Scouring the information super airways can sometimes be a tough,
if educational, task for the Aero-News staff... but it also allows
us to check out some truly neat and exciting sites, so it's not
that bad a gig. On any given day, we may check dozens (and often
hundreds) of different sources for story ideas, and facts
confirmation. And, as is the nature of our business, much of this
is done on the Internet.
Recently, the ANN gang decided we probably shouldn't keep some
of the neat sites, info resources, and organizations we've
discovered to ourselves... so we decided to bring you Aero-Linx.
These are the sites that WE check out -- when we need added
perspective, a new spin on a day's topic... or just want to escape
into cyber-aero-space for awhile.
Aviation Archaeology and Investigation and Research (AAIR) is
all about locating and documenting old aircraft crash sites. One of
the points made by the sites is that some of the sites are being
destroyed bit by bit by “souvenir hunters”.
There’s a difference between restoring an aircraft to place
it in a museum... and grabbing an altimeter to place on your desk

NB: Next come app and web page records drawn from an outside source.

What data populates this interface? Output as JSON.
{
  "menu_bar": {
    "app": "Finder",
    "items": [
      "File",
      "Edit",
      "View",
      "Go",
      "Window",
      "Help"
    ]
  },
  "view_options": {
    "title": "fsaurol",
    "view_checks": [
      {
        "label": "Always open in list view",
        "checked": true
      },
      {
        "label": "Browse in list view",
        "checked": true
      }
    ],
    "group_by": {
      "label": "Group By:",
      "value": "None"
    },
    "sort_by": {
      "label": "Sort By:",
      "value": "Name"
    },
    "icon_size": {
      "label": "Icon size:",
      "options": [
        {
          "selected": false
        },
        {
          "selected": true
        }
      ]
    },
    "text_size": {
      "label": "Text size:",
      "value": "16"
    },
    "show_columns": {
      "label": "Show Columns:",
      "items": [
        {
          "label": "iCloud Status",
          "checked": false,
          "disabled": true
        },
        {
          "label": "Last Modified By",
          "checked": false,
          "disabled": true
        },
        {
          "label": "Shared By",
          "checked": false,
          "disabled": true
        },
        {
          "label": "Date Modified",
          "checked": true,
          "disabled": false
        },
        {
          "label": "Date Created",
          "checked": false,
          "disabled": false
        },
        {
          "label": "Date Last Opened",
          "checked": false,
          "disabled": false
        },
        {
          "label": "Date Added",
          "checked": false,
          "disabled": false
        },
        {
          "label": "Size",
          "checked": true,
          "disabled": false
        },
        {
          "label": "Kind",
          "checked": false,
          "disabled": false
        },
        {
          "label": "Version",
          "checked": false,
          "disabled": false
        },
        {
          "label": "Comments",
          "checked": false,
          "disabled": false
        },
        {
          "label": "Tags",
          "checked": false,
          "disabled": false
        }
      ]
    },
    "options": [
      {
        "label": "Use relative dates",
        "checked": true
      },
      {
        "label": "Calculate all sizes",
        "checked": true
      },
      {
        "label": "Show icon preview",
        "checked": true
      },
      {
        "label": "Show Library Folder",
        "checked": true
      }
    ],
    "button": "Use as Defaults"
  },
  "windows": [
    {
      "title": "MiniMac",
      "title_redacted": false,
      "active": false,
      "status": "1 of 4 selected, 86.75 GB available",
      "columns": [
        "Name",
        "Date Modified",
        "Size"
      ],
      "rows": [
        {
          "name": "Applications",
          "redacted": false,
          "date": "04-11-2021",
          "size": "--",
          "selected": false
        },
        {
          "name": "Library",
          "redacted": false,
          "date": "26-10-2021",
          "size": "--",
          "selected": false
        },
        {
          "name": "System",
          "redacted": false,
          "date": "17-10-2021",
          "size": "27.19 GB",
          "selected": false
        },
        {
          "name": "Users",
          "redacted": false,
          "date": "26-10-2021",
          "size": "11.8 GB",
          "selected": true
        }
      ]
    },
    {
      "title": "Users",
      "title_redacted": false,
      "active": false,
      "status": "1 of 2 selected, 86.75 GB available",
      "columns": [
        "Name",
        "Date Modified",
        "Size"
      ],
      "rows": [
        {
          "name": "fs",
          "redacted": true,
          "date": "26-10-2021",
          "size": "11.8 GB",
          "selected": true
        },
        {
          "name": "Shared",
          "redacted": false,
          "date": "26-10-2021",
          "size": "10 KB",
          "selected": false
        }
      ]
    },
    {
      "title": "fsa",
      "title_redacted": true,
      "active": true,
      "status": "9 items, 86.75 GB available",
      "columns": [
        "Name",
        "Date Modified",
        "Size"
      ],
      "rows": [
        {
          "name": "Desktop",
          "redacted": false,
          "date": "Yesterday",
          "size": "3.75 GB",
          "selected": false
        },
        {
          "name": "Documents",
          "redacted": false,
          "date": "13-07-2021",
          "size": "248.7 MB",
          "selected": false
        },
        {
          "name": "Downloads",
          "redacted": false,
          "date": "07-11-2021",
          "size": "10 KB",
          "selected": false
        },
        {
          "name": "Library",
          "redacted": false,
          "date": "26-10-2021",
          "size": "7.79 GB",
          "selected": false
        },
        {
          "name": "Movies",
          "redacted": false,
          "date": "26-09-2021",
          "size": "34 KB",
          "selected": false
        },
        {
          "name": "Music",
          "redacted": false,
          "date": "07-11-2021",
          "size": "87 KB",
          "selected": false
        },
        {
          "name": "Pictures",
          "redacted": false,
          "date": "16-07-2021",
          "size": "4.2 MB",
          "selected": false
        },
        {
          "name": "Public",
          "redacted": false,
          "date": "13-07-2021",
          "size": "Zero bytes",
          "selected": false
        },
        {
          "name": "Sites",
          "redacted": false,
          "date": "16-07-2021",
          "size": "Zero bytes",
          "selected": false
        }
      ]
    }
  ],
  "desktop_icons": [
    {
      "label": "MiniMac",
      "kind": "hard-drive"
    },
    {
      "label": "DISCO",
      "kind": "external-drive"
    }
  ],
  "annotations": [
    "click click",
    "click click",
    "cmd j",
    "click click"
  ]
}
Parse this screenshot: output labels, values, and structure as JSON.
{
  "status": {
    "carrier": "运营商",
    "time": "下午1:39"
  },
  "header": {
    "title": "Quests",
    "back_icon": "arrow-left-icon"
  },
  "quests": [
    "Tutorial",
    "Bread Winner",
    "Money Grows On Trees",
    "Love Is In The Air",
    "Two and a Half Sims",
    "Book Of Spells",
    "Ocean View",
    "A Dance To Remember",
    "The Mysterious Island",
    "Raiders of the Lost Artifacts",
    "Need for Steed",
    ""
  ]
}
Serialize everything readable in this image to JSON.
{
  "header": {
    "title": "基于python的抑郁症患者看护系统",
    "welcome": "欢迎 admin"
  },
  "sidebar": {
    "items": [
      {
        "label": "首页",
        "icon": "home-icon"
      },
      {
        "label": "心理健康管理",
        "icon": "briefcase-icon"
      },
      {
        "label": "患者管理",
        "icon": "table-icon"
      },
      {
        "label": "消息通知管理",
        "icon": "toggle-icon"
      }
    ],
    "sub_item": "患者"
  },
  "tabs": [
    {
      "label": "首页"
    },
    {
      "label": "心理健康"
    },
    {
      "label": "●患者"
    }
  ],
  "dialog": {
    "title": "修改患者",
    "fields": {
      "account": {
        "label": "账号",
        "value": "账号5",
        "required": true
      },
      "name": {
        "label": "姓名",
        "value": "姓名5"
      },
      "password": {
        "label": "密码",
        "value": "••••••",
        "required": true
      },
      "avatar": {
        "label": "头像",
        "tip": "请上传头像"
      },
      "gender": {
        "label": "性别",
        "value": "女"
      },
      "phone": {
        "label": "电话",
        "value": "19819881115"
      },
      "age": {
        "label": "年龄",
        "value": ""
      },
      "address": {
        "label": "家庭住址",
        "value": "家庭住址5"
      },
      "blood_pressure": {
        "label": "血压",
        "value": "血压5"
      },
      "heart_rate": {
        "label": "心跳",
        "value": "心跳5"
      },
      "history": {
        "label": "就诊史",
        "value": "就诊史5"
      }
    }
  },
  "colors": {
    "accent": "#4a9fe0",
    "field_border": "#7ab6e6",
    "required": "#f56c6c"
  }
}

because it’s “cool.” You can order accident
reports off the site of any of the crashes shown and many others